An Indulgence is and can only be the remission of a merely ecclesiastical penalty; the church can remit what the church has imposed; it cannot remit what God has imposed.
An Indulgence can never remit guilt; the pope himself cannot do such a thing; God has kept that in His own hand.
It cannot remit the divine punishment for sin; that also is in the hands of God alone.
The Treasury of Merits has never been properly defined; it is hard to say what it is, and it is not properly understood by the people; it cannot be the merits of Christ and of His saints, because these act of themselves and quite apart from the intervention of the pope; it can mean nothing more than that the pope, having the power of the keys, can remit ecclesiastical penalties imposed by the church; the true Treasure-house of merits is the Holy Ghost of the grace and glory of God.

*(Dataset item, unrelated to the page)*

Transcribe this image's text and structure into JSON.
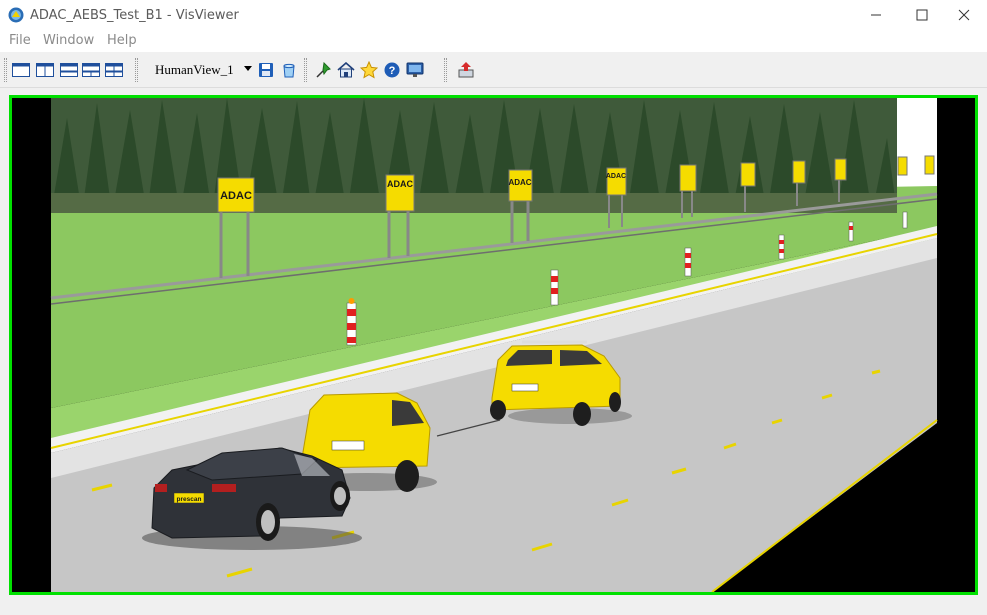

There he disowned the sermons of the pardonsellers, let it be seen that he did not approve of the action of the Legate, and so prevailed with Luther that the latter promised to write a submissive letter to the pope, to exhort people to reverence the Roman See, to say that Indulgences were useful to remit canonical penances, and to promise to write no more on the matter unless he happened to be attacked.
In connexion with the post-office there are inland money order and savings-bank businesses; and in addition the value-payable system, by which the post-office undertakes to recover from the addressee the value of an article sent by post and to remit the amount to the sender, has found great popularity.
He has the power to veto bills, to pardon, to grant reprieves and commutations, and to remit fines and forfeitures, but the Board of Charities and Reform constitutes a Board of Pardons for investigating all applications for executive clemency and advising the governor with respect to them.
The chief business of the native sarrafs (money-changers, bankers; &c.) is to discount bills at high rates, hardly ever less than 12%, and remit money from place to place in Persia for a commission amounting to from I to 5, or even 6% on each transaction; and in spite of the European banks giving lower rates of discount and remitting money at par, the majority of the people and mercantile classes still deal with the natives.
The French war indemnity enabled him to redeem a considerable portion of the state debt and to remit certain taxes.
New Jersey has a court of pardons composed of the governor, chancellor and the six " lay " j udges of the court of errors and appeals, and the concurrence of a majority of its members, of whom the governor shall be one, is necessary to grant a pardon, commute a sentence or remit a fine.
Against any allowance or surcharge appeal lies to the High Court if the question involved is one of law, or to the Local Government Board, who have jurisdiction to remit a surcharge if, in the circumstances, it appears to them to be fair and equitable to do so.